That all could still happen come spring 2016 (no way in hell am I moving in the winter, again), but right now I would be content to remain in Edmonton and Alberta for another five years.

Because I know this for sure – short of being fired/let go/downsized, there is no way I’m leaving this place without another gig lined up. And gigs are still a big tough to come by.


quick update…

It has been a very long time since I have posted here. There are many and not very many reasons for this. We won’t get into them now, as they’re not important.


I recently learned I have been here in Alberta for five full years. My anniversary was on Nov. 23.

Right here is where I was going to link to the post I posted when I first arrived in Westlock on Nov. 23, 2010, but it appears I never wrote one. So, so much for that idea.

Instead, I have many thoughts on my five years here in Alberta. Trust me, there are a lot.

Alas, you’ll have to wait. I have not had the time to sit down and put pen to paper, so to speak, and I’m leaving for a weekend in Canmore on Friday, so I don’t really have time now to post either.

But I promise I will give you something to read when I return.

I swear.


See, I told you I swore.


Six months in Edmonton

To be completely truthful, I have not actually lived in Edmonton for a full six months yet, but when have I ever let facts get in the way of a good story?

Actually, very rarely. That’s sort of what happens when you’re a journalist — facts are kind of critical.

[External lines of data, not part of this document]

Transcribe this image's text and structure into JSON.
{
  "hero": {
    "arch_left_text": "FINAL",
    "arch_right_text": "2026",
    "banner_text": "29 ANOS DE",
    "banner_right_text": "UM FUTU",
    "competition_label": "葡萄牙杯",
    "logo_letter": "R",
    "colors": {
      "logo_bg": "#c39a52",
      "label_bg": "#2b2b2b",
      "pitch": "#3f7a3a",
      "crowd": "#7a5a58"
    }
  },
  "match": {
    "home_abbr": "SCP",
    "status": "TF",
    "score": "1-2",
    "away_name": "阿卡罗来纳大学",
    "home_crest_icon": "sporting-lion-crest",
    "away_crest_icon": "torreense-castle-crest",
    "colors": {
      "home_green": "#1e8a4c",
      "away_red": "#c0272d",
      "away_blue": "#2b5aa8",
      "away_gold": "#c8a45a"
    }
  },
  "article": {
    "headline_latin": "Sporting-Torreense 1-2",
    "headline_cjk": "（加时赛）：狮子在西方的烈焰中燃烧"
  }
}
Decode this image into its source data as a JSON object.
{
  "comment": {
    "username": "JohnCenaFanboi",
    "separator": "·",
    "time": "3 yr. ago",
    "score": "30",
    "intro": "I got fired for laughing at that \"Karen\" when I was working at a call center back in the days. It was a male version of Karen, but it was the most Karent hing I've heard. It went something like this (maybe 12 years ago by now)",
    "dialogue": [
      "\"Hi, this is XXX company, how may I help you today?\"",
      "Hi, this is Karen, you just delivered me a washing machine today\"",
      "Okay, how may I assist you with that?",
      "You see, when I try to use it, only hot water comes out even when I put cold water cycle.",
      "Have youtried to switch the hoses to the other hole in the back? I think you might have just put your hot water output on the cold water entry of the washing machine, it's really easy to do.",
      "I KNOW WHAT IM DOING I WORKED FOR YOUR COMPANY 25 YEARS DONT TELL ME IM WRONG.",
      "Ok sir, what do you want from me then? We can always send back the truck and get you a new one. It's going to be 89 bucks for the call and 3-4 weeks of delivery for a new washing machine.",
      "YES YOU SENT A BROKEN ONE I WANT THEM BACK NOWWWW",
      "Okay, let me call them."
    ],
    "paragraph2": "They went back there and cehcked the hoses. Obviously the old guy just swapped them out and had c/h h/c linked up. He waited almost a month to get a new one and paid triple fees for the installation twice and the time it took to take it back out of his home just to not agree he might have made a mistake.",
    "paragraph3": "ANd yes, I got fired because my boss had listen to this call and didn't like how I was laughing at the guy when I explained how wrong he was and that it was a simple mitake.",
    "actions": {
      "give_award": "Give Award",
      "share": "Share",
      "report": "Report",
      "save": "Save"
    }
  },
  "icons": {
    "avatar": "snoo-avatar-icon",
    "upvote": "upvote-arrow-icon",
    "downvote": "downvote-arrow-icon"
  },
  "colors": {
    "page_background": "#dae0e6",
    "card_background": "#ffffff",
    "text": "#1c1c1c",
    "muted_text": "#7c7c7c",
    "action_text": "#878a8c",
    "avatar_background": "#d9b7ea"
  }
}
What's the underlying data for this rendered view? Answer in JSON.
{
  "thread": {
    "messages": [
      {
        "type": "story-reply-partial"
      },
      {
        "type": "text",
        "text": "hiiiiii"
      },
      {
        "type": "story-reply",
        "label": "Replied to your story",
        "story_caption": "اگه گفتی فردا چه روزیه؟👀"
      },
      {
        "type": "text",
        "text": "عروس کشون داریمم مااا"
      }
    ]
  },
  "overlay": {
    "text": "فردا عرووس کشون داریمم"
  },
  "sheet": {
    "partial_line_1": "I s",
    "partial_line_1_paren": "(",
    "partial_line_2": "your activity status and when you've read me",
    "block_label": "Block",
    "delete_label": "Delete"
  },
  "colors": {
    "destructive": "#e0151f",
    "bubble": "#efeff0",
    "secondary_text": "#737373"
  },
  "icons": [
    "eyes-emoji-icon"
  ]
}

But, nonetheless, I believe I shall take some time right now to reflect on what is almost a full half year living in Edmonton and working for the Edmonton Sun.

Here we go!

First off, I never hated living and working in Westlock. It was a nice little town, and the people were great. I got along well enough with everyone, so from that perspective there was no reason to leave. However, being the new guy in town brought with it a lot of problems that could not easily be overcome — namely the dating game. Notwithstanding I’ve had horrible luck with that to begin with, trying to date in a community where everyone has known each other since they were knee high to a grasshopper is very difficult. I found those women who were my age and in whom I was interested were either engaged or married already. Boo.

And even besides that, I am a city boy at heart and in truth. So living in a small town, even one that’s about an hour away from a major city, is not precisely my cup of tea.

And I’d been there for nearly four years, so the job and the stories I was doing were getting stale.

So, with those thoughts in mind, it was getting to the point where I was looking for a change.

Enter the Edmonton Sun’s open special sections reporter position. Here was my chance for a change and to get into a city again.

I never actually thought I would get it, however. But I did.

And things have been pretty good ever since.

I work considerably fewer hours, but there are times when the stress levels are considerably higher. But that’s the nature of the beast, I suppose.

Then there is the fact I can play ultimate more than once a week. In fact, that was pretty much my first thought once I accepted the job offer. I play not only for the exercise and because I enjoy it — I also play to meet people. Now, I wouldn’t say I’ve made “friends” in the strictest sense of the word, yet. But I have met a lot of people whom I like and who seem to like me, so that’s good.

Now, it hasn’t been all good, this whole living in Edmonton thing. I’ve had to deal with a sewer drain backing up in one place I lived, a car crash (which, to be honest, could have happened anywhere) and an emergency move (the result of the sewer drain issue). But I can’t let those dampen what has been a really good past (almost) six months.

Time to see what the next six months have to offer.